William Thomas, a prominent citizen in Jacksonville, Ill., served as a circuit judge, a member of the Illinois General Assembly, and a trustee of several state institutions in Jacksonville.
In this reminiscence, Thomas recalled his horseback journey from Kentucky to Illinois, and his first year, 1826-27, as a school teacher and lawyer in Jacksonville. On the way, he visited New Harmony, Ind., the Owenite community, which was "on the wane." In Belleville, he met Ninian Edwards, and in Edwardsville he was licensed to practice law by Samuel Lockwood.

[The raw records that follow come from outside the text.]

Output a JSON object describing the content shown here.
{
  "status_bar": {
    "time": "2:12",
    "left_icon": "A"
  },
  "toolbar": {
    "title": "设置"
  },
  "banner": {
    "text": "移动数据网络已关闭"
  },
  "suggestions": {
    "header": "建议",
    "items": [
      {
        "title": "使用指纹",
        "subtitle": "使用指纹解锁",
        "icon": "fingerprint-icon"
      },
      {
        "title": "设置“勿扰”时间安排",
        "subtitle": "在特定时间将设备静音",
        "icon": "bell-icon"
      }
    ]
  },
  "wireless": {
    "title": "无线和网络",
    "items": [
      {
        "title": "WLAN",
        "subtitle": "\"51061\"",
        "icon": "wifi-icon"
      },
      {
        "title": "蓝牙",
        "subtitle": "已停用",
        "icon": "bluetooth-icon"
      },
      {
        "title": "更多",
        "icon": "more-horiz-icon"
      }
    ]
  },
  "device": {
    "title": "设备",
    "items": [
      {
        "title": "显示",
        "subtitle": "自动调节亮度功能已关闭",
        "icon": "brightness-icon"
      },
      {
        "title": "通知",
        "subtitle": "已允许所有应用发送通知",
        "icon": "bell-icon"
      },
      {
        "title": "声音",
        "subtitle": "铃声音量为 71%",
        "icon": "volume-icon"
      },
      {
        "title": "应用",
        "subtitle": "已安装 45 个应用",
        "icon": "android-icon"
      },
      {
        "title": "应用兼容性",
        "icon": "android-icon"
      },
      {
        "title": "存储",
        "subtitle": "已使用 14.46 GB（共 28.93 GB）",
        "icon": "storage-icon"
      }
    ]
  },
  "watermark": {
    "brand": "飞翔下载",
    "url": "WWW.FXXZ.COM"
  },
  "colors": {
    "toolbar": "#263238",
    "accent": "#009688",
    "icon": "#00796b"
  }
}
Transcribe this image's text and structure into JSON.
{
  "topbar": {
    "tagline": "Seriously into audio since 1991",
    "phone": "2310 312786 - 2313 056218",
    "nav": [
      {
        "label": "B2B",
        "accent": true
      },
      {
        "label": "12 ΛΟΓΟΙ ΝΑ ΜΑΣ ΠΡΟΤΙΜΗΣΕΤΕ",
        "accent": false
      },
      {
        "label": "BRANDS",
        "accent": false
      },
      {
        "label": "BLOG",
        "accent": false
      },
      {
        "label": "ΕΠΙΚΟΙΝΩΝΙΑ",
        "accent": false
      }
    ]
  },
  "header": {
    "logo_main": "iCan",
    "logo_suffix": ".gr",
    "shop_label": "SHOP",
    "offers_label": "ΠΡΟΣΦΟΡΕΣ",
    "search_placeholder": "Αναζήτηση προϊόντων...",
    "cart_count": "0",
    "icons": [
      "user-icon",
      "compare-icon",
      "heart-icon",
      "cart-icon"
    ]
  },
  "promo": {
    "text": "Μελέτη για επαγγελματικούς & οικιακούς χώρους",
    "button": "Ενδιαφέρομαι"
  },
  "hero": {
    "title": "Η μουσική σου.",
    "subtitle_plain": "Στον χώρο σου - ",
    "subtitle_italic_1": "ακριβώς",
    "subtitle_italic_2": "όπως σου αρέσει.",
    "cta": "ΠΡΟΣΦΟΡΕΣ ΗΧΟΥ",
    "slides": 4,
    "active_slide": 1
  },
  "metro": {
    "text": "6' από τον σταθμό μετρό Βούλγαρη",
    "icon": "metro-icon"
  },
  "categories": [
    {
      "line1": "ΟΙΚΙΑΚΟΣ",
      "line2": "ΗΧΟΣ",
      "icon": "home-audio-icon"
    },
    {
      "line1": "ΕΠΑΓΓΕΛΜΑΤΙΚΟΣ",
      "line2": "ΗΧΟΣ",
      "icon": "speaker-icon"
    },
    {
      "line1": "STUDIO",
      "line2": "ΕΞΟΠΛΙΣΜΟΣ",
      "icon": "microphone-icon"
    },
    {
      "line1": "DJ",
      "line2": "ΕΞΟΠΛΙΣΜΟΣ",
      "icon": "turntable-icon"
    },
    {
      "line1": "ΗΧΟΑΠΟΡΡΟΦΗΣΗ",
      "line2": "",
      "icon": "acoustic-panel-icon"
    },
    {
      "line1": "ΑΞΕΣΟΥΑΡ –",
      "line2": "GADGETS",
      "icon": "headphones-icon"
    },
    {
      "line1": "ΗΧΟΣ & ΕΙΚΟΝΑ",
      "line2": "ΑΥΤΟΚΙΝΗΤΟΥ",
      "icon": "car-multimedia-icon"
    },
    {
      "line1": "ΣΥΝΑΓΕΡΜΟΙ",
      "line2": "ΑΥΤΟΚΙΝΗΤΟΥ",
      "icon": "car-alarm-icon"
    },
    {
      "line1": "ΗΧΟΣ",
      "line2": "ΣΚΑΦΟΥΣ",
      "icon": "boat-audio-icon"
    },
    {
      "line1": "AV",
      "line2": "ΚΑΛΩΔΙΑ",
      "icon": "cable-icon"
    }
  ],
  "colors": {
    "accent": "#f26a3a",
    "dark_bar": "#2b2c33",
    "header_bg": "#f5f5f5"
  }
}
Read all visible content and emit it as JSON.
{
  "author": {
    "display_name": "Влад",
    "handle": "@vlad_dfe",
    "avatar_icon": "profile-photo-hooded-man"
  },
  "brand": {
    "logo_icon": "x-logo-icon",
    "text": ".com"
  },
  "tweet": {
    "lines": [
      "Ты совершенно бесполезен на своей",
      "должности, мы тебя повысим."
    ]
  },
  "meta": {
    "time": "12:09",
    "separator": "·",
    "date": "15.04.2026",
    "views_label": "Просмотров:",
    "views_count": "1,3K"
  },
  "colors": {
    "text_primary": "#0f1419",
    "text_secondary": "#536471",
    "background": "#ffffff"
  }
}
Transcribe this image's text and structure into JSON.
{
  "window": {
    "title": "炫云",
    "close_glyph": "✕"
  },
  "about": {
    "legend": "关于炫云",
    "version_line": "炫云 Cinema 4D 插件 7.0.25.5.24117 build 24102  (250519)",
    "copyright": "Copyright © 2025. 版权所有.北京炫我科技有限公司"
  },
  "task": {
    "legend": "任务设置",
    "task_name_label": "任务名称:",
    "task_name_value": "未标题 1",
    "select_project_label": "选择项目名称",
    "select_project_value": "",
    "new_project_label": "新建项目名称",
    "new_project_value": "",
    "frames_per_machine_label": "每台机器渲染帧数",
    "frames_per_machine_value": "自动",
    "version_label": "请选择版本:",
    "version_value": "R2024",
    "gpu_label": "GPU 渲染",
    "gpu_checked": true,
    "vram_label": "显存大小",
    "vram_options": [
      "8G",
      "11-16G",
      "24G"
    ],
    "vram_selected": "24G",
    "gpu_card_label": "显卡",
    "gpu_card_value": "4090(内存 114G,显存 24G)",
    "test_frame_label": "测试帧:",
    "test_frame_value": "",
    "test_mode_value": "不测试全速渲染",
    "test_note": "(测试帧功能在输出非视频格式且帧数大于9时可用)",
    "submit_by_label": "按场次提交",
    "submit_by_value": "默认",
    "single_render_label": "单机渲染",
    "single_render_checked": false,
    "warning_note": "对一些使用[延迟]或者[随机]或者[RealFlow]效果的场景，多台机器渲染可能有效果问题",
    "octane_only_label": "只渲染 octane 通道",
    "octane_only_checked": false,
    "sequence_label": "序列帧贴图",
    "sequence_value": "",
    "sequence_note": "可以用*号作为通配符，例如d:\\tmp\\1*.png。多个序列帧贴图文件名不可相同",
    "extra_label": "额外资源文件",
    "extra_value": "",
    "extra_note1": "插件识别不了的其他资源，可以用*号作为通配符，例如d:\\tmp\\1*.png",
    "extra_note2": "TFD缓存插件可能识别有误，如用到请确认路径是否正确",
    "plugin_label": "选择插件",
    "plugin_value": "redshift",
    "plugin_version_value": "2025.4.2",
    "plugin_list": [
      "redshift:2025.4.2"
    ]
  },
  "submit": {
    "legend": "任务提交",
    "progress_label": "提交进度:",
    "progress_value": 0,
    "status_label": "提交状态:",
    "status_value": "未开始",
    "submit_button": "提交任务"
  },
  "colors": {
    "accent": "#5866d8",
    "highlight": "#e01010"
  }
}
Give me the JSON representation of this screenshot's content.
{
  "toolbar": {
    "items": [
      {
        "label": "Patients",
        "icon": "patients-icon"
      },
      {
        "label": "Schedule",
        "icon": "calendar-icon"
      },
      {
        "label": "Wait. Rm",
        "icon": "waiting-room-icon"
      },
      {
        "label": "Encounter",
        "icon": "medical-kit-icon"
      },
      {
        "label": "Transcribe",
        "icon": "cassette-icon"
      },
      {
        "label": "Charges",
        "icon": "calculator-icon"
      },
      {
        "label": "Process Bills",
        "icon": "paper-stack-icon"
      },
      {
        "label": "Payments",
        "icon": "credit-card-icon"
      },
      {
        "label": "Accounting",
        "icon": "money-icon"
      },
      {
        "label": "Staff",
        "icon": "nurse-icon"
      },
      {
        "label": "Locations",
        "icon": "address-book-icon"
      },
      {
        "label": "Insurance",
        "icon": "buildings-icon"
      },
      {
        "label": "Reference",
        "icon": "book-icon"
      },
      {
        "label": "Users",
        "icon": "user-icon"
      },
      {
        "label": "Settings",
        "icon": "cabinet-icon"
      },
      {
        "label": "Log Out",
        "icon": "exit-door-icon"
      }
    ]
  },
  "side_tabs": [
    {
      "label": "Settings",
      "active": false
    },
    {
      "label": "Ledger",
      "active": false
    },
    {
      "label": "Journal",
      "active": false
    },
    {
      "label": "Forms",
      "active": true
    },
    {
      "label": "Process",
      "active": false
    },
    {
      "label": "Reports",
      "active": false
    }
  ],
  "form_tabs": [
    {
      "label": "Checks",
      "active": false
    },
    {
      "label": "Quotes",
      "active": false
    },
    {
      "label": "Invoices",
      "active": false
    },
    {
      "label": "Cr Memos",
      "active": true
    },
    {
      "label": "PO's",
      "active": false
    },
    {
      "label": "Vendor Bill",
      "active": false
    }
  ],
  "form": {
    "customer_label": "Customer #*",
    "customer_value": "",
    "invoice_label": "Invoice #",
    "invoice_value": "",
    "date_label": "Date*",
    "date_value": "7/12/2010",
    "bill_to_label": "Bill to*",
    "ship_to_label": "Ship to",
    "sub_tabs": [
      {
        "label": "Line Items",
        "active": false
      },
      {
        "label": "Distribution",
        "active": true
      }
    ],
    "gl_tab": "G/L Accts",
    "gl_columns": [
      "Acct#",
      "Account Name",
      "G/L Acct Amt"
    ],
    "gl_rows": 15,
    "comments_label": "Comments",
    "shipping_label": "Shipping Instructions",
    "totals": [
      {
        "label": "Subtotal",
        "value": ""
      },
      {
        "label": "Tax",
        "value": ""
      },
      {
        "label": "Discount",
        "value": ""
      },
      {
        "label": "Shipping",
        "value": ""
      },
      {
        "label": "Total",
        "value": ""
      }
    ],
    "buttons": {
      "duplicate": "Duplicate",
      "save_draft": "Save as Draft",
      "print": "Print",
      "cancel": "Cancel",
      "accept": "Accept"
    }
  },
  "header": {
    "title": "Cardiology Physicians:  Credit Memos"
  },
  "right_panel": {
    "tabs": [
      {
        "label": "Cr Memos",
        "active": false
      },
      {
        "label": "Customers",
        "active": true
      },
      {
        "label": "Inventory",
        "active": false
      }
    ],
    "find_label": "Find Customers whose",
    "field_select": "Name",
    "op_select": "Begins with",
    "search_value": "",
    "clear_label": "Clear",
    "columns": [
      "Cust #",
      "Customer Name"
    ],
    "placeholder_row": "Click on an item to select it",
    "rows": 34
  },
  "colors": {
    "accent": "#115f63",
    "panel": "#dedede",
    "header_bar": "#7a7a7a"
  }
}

He noted the people and towns through which he traveled (including a drunken group of "Macoupinites" in Carrollton).
Thomas mentioned many acquaintances in early Jacksonville, and commented on the split in the town between "yankees" from the north and east (who supported John Quincy Adams) and "white people" from the south and west (who supported Andrew Jackson). In the spring and fall of 1827, he practiced law in the counties of western Illinois that comprised the First Circuit. In the summer, he briefly served as a volunteer in the Winnebago War.
Thomas's memoir of "Early Times" was published in the Apr. 18, 1877, issue of the Jacksonville Weekly Journal, a 16-page transcription of which was collated by Solon J. Buck in 1913.